• WHAT THE TASK ASKS: Counting only lines that contain "sodium", how many are there in the records below? Give the figure alone.

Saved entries
════════

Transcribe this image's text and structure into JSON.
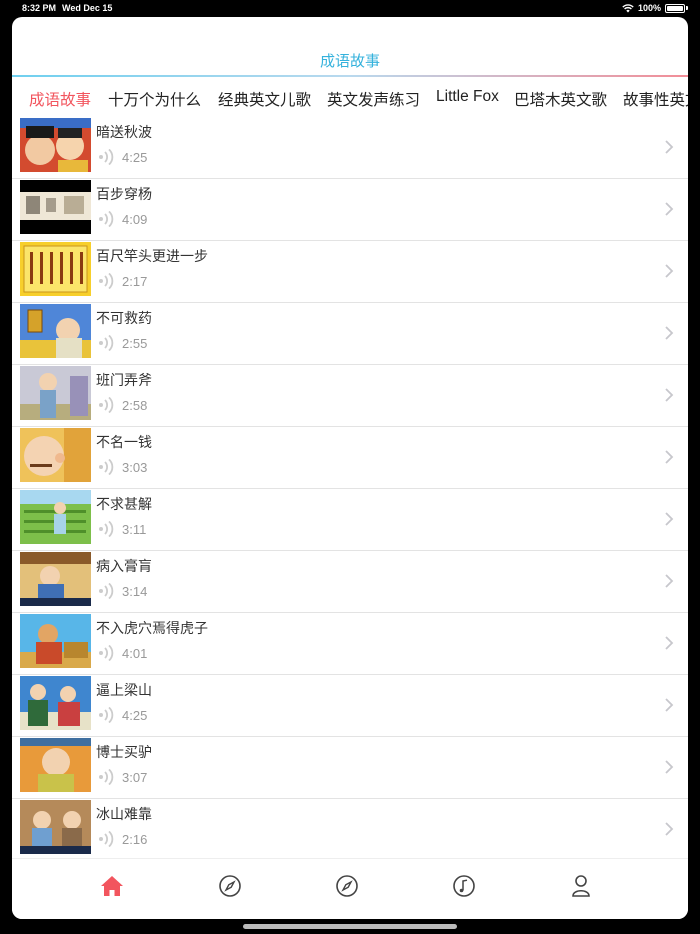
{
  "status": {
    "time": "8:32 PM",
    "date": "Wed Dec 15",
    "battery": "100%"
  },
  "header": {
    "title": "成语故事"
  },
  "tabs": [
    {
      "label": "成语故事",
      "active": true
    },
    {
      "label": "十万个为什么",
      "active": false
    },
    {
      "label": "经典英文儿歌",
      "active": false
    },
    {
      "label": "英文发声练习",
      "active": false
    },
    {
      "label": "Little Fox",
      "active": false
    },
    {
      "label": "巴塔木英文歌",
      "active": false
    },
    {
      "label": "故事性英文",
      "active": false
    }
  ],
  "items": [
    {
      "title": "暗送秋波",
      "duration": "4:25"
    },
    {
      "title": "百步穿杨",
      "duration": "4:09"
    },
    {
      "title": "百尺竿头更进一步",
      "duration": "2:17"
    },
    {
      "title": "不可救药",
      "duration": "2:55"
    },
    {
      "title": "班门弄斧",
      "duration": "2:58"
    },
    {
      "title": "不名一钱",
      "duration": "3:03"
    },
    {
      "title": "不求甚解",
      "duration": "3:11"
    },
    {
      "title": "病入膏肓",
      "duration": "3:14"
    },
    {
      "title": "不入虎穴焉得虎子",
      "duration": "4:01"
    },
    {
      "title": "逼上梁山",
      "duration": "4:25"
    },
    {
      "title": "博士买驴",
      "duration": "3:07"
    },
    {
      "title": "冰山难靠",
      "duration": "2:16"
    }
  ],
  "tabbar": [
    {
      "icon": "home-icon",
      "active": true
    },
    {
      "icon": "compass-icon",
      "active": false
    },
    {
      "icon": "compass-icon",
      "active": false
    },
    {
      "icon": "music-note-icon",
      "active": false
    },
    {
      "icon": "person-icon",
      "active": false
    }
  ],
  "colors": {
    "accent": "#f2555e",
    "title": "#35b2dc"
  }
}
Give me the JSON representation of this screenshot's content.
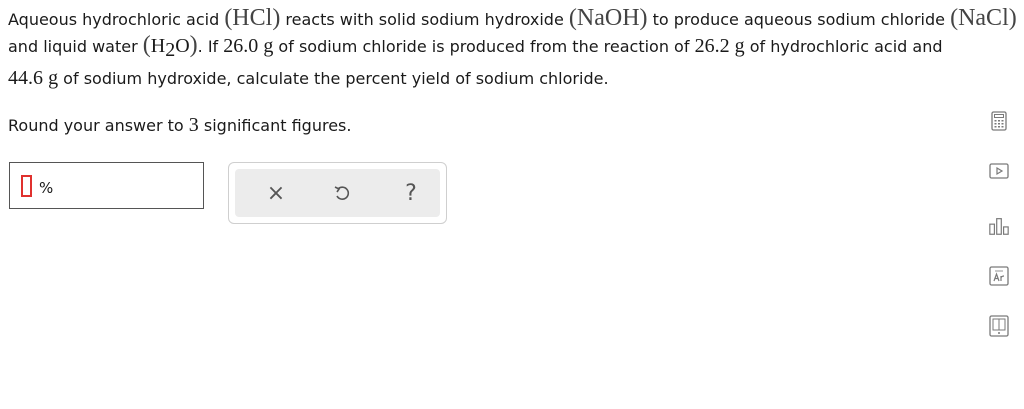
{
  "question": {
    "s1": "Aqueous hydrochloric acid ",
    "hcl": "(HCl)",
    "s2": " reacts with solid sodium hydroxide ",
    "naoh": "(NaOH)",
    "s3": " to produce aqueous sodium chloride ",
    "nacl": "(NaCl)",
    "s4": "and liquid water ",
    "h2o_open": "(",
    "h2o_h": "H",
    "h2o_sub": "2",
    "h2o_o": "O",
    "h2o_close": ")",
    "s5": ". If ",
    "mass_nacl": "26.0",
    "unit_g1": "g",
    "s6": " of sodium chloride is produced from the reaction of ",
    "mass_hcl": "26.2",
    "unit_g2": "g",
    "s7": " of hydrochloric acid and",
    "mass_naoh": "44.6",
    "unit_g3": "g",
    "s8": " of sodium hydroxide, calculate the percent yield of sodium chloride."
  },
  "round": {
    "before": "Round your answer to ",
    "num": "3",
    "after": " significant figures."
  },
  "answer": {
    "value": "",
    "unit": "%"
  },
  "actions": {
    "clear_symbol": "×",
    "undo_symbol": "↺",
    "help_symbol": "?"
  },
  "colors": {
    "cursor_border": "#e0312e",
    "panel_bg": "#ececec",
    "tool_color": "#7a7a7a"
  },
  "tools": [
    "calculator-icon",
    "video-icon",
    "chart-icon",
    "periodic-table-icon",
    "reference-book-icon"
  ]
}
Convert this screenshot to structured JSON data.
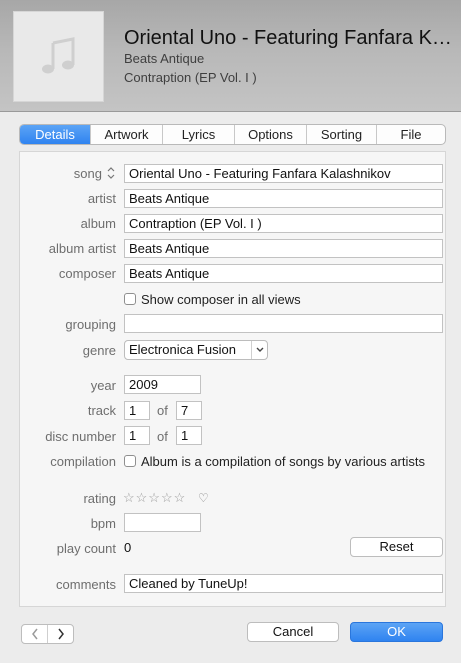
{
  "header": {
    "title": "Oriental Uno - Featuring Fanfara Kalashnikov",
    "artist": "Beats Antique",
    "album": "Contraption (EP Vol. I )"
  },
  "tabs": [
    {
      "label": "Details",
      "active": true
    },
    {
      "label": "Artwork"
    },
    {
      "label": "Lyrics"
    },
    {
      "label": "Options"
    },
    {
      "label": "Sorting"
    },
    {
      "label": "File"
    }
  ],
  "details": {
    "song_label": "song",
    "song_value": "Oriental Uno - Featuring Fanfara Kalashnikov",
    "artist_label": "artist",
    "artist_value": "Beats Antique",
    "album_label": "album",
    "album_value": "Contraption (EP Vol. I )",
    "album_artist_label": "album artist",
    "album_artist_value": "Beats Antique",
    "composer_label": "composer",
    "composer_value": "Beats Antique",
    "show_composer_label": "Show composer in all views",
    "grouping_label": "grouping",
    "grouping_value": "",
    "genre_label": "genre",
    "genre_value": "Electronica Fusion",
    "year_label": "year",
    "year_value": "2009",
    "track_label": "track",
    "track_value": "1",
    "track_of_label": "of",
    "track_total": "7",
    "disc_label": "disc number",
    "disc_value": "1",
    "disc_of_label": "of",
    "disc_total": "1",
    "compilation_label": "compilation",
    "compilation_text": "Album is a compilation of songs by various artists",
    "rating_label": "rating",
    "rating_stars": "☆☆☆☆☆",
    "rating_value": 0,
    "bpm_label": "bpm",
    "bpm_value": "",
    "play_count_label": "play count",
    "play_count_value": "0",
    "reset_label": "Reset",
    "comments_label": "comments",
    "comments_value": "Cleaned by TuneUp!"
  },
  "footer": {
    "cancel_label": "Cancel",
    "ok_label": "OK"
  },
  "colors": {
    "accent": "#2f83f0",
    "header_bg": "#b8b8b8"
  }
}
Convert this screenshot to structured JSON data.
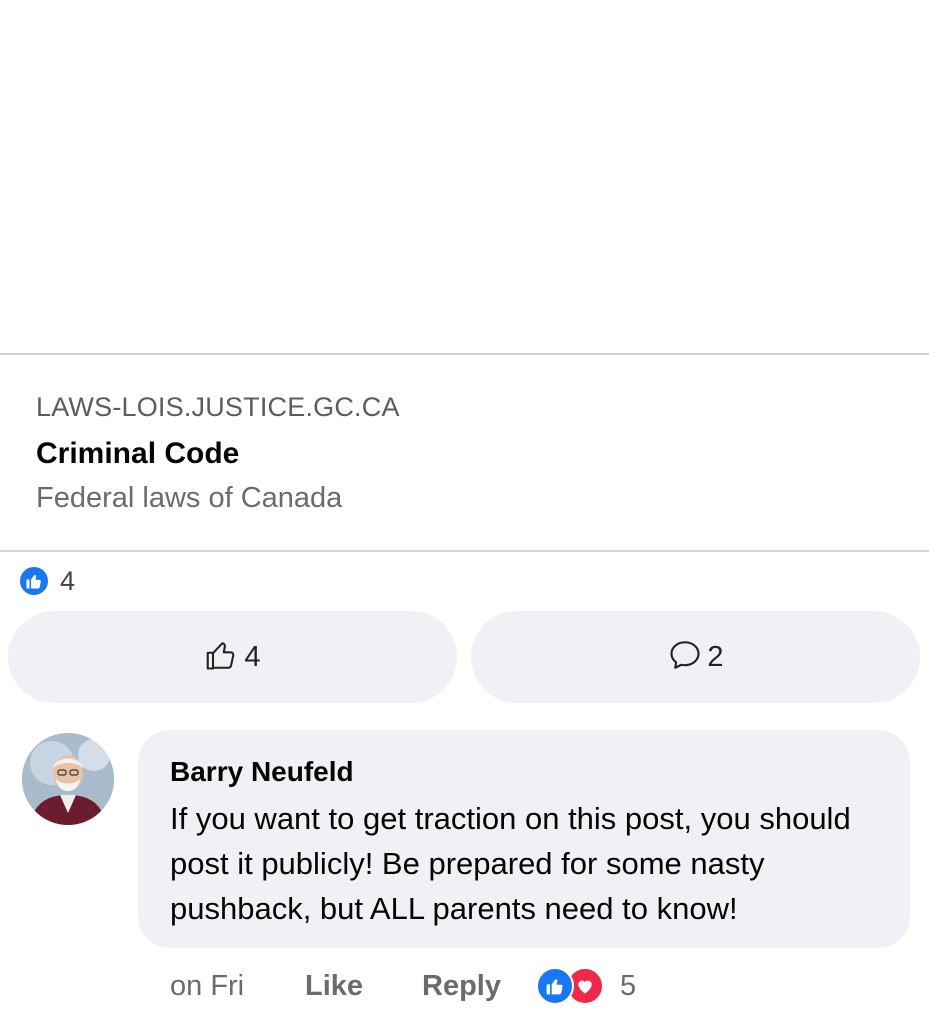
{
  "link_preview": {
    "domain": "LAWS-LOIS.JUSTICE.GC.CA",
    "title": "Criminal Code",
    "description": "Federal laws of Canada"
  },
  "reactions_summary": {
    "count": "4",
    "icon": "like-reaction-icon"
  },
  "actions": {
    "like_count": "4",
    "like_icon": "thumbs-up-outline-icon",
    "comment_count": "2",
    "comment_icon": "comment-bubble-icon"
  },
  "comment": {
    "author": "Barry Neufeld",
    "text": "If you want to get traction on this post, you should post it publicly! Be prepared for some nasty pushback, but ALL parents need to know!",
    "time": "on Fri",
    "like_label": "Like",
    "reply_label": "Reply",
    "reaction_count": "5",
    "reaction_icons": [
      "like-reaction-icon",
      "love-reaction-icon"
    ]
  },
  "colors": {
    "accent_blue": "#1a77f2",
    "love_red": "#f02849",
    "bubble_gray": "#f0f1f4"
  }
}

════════

• RESPONSE FOR THIS EXERCISE: 4